### Exercise aim
An exact copy of the listing is required, with its pictures removed.

### Data supplied
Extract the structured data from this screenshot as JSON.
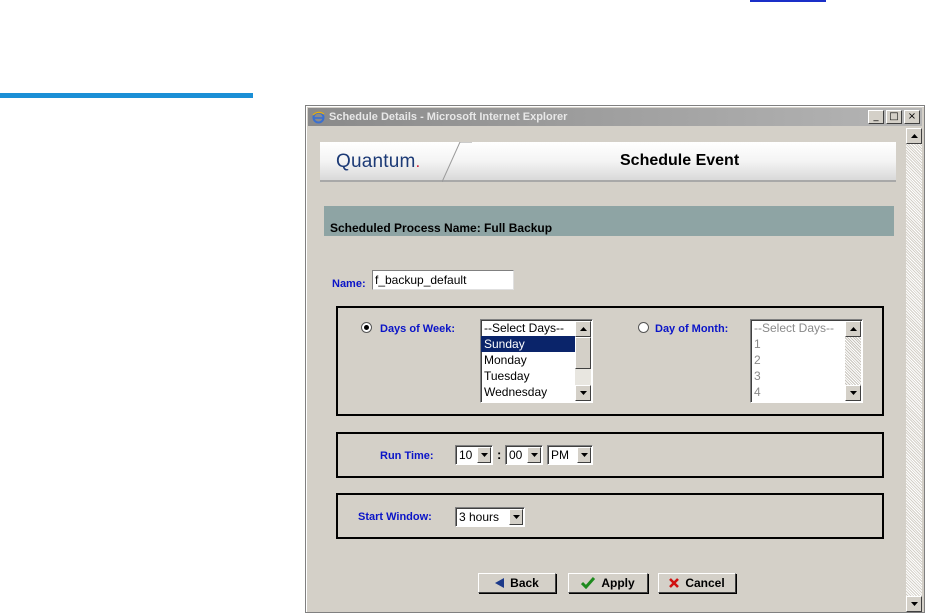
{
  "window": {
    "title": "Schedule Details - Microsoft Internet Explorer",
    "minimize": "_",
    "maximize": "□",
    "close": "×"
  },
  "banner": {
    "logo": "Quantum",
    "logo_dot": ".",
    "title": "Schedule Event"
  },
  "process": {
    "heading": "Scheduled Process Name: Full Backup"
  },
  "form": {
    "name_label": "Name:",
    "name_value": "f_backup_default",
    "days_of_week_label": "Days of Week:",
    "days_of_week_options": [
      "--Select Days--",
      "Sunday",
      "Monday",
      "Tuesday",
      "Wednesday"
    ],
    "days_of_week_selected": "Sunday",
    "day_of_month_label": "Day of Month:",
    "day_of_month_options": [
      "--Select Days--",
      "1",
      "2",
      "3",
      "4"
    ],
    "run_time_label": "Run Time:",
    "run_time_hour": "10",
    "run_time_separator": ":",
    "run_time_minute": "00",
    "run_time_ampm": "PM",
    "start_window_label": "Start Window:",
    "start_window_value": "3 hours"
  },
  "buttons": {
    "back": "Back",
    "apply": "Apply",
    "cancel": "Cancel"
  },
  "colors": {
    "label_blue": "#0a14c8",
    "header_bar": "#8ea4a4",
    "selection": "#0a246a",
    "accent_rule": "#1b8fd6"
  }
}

### Response to the exercise
Extract the structured data from this screenshot as JSON.
{
  "window": {
    "title": "Schedule Details - Microsoft Internet Explorer",
    "minimize": "_",
    "maximize": "□",
    "close": "×"
  },
  "banner": {
    "logo": "Quantum",
    "logo_dot": ".",
    "title": "Schedule Event"
  },
  "process": {
    "heading": "Scheduled Process Name: Full Backup"
  },
  "form": {
    "name_label": "Name:",
    "name_value": "f_backup_default",
    "days_of_week_label": "Days of Week:",
    "days_of_week_options": [
      "--Select Days--",
      "Sunday",
      "Monday",
      "Tuesday",
      "Wednesday"
    ],
    "days_of_week_selected": "Sunday",
    "day_of_month_label": "Day of Month:",
    "day_of_month_options": [
      "--Select Days--",
      "1",
      "2",
      "3",
      "4"
    ],
    "run_time_label": "Run Time:",
    "run_time_hour": "10",
    "run_time_separator": ":",
    "run_time_minute": "00",
    "run_time_ampm": "PM",
    "start_window_label": "Start Window:",
    "start_window_value": "3 hours"
  },
  "buttons": {
    "back": "Back",
    "apply": "Apply",
    "cancel": "Cancel"
  },
  "colors": {
    "label_blue": "#0a14c8",
    "header_bar": "#8ea4a4",
    "selection": "#0a246a",
    "accent_rule": "#1b8fd6"
  }
}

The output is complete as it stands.